Around the world, there is a great concern with the emission of greenhouse gases, creating great interest in turning the energy systems more sustainable. Multi-energy systems are considered as a potential solution to help to this cause and in recent years, it has gained much attention from both research and industry. In this paper, an optimization model is proposed to use the flexibility of multi-energy systems to mitigate the uncertainty associated with wind generation. The differences between the flexibility provided by multi-energy systems and electrical storage systems in the network were studied. The results prove that the flexibility of the multi-energy systems can benefit the system in several aspects and provide insights on which is the best approach to take full advantage of renewable resources even when a high degree of uncertainty is present. © 2019 Elsevier Ltd

2020

An innovative approach for distribution network reinforcement planning: Using DER flexibility to minimize investment under uncertainty

Authors
Tavares, B; Soares, FJ;

Publication
Electric Power Systems Research

Abstract

2020

DER Adopter Analysis using Spatial Autocorrelation and Information Gain Ratio under different Census-data Aggregation Levels

Authors
Heymann, F; Lopes, M; vom Scheidt, F; Silva, JM; Duenas, P; Soares, FJ; Miranda, V;

Publication
IET Renewable Power Generation

Abstract

2020

Flexibility assessment of multi-energy residential and commercial buildings

Authors
Coelho, A; Soares, F; Lopes, JP;

Publication
Energies

Abstract
With the growing concern about decreasing CO2 emissions, renewable energy sources are being vastly integrated in the energy systems worldwide. This will bring new challenges to the network operators, which will need to find sources of flexibility to cope with the variable-output nature of these technologies. Demand response and multi-energy systems are being widely studied and considered as a promising solution to mitigate possible problems that may occur in the energy systems due to the large-scale integration of renewables. In this work, an optimal model to manage the resources and loads within residential and commercial buildings was developed, considering consumers preferences, electrical network restrictions and CO2 emissions. The flexibility that these buildings can provide was analyzed and quantified. Additionally, it was shown how this model can be used to solve technical problems in electrical networks, comparing the performance of two scenarios of flexibility provision: flexibility obtained only from electrical loads vs. flexibility obtained from multi-energy loads. It was proved that multi-energy systems bring more options of flexibility, as they can rely on non-electrical resources to supply the same energy needs and thus relieve the electrical network. It was also found that commercial buildings can offer more flexibility during the day, while residential buildings can offer more during the morning and evening. Nonetheless, Multi-Energy System (MES) buildings end up having higher CO2 emissions due to a higher consumption of natural gas. © 2020 by the authors. Licensee MDPI, Basel, Switzerland.

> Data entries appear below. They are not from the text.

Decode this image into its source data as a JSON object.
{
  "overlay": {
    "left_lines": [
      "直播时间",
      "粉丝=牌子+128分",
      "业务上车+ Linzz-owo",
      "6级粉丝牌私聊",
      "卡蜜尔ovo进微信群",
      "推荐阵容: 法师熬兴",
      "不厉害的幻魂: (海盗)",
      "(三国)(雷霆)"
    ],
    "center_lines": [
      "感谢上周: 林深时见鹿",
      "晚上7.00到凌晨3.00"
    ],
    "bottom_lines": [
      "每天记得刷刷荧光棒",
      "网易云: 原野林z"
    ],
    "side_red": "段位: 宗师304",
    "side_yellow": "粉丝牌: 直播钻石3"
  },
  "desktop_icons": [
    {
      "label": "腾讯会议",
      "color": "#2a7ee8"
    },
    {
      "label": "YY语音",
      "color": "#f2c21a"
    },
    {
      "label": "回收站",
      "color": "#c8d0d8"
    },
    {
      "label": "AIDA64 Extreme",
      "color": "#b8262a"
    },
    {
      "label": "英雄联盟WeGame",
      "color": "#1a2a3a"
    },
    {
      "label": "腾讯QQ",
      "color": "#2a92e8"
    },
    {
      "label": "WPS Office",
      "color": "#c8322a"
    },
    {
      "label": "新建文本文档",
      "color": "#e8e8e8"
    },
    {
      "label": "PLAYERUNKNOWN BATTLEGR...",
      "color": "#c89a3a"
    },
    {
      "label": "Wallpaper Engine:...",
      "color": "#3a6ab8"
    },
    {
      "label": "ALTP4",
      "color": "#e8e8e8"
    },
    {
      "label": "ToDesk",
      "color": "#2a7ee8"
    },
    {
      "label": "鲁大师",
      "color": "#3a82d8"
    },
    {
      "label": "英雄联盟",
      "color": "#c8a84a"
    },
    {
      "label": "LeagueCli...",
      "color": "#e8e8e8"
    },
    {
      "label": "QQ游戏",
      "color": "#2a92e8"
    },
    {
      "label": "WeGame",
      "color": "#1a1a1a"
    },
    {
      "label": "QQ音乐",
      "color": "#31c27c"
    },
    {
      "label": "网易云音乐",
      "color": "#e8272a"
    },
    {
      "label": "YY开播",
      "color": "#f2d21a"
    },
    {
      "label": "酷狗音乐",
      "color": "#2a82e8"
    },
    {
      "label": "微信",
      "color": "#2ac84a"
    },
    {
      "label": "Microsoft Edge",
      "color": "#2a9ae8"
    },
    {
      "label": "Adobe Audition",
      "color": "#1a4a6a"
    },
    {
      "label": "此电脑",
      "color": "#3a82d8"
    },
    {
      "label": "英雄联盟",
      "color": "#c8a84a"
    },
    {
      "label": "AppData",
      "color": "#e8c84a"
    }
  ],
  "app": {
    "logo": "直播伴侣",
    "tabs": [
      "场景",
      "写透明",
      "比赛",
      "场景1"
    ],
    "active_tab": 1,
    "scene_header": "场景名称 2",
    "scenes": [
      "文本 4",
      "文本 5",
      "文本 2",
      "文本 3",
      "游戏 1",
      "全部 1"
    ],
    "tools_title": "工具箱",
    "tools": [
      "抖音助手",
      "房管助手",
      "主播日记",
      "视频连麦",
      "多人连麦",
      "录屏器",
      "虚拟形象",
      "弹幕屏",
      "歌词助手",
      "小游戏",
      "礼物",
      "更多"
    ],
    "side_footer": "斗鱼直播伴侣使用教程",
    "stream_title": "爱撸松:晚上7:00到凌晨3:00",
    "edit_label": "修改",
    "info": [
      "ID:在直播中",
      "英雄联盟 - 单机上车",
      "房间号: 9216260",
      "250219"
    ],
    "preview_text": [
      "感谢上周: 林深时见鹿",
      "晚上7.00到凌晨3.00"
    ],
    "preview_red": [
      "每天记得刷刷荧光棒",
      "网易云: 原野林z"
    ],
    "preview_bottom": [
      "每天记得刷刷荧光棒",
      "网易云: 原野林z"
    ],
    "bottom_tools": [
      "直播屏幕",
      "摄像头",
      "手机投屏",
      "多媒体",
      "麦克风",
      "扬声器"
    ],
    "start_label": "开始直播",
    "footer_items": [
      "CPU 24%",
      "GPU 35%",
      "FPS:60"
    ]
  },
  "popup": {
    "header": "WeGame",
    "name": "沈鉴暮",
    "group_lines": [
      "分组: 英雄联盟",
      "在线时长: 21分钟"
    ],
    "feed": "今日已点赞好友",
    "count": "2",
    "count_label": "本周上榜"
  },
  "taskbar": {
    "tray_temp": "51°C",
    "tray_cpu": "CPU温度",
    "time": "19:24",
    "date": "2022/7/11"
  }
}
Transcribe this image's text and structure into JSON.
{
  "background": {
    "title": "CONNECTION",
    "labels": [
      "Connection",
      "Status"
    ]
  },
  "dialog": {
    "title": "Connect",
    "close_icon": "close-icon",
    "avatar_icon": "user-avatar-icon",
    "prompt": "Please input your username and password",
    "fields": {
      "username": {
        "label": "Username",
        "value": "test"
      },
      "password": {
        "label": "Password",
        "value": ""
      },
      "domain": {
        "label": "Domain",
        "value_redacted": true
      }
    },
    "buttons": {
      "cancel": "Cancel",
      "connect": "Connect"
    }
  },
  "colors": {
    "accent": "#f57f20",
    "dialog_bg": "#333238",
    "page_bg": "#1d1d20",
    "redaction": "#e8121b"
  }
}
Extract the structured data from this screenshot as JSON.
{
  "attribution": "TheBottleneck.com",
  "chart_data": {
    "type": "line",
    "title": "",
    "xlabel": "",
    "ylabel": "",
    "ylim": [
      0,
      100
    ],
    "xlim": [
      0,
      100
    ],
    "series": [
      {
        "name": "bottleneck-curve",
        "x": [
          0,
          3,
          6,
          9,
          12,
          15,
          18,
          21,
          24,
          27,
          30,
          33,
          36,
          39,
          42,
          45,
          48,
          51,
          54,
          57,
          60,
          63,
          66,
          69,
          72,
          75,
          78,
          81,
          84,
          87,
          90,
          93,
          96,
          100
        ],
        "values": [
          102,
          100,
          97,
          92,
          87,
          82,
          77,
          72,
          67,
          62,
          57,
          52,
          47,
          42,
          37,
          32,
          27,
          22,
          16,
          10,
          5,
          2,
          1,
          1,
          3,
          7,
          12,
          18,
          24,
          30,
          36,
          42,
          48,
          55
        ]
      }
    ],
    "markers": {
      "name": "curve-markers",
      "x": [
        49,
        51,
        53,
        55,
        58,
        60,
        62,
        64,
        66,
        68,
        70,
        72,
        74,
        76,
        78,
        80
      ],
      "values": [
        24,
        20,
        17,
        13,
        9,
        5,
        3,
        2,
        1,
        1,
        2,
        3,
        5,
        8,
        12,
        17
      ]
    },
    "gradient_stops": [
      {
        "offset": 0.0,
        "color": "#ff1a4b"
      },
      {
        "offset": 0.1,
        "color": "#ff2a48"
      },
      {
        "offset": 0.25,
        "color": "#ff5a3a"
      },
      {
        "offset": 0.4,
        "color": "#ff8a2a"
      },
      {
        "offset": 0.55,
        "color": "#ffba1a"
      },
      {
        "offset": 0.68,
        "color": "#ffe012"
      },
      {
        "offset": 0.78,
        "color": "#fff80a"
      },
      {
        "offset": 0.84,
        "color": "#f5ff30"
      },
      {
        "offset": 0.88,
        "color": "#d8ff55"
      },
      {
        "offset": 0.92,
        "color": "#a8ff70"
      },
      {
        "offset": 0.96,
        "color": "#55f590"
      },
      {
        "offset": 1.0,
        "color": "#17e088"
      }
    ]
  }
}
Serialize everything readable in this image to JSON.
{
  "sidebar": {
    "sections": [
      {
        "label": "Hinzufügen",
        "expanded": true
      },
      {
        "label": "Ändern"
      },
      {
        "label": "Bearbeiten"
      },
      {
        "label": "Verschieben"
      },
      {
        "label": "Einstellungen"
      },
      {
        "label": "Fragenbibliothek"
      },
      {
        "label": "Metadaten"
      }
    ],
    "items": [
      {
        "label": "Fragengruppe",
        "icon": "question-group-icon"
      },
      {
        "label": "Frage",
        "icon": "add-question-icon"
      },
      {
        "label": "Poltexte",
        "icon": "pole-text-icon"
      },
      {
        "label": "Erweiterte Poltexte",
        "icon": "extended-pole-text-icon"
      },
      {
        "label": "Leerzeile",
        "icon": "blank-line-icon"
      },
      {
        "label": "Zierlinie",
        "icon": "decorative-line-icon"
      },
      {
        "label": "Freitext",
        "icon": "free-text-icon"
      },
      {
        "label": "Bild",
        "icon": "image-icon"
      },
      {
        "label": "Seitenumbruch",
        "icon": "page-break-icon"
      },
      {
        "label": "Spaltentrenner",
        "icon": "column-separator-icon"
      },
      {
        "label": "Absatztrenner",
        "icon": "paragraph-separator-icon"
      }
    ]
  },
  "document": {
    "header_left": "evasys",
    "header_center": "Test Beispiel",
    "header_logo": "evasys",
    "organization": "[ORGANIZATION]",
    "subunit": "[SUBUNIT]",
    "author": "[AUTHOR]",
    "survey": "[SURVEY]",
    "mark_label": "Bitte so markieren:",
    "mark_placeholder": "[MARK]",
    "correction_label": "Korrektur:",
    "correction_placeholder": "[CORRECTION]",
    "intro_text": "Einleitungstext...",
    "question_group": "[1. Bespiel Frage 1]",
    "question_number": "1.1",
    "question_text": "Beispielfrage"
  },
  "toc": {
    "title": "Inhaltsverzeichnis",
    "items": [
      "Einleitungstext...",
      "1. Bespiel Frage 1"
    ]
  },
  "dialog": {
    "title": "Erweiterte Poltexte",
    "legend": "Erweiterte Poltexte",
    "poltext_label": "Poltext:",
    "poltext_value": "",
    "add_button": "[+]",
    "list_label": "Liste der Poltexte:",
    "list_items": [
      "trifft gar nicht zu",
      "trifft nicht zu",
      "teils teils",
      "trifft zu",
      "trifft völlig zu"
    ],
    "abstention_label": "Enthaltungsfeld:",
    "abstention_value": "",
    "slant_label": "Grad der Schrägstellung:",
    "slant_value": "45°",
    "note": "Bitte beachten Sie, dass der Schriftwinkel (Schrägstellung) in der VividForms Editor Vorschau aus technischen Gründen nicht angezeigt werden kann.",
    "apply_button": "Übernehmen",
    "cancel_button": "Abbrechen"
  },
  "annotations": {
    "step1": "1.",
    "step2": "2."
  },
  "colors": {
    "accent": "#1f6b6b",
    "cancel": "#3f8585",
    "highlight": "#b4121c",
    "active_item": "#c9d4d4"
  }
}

2019

Trading Small Prosumers Flexibility in the Energy and Tertiary Reserve Markets

Authors
Iria, JP; Soares, FJ; Matos, MA;

Publication
IEEE Transactions on Smart Grid

Abstract

Supervised
thesis

2019

Multi Energy System Operation and Planning

Author
António Manuel Freitas Coelho

Institution
UP-FEUP

2019

Coordinated Operation of Peer-to-Peer Electricity Markets and Client-to-DSO Flexibility Markets

Author
Nuno Miguel Soares da Fonseca

Institution
UP-FEUP

2016

Synergies between Electric Vehicles and Dispersed Renewable generation in a GIS Environment under Information Theory Criteria

Author
Fabian Heymann

Institution
UP-FEUP

2015

Enabling Active Demanding Response in Smart Grids

Author
José Pedro Barreira iria

Institution
UP-FEUP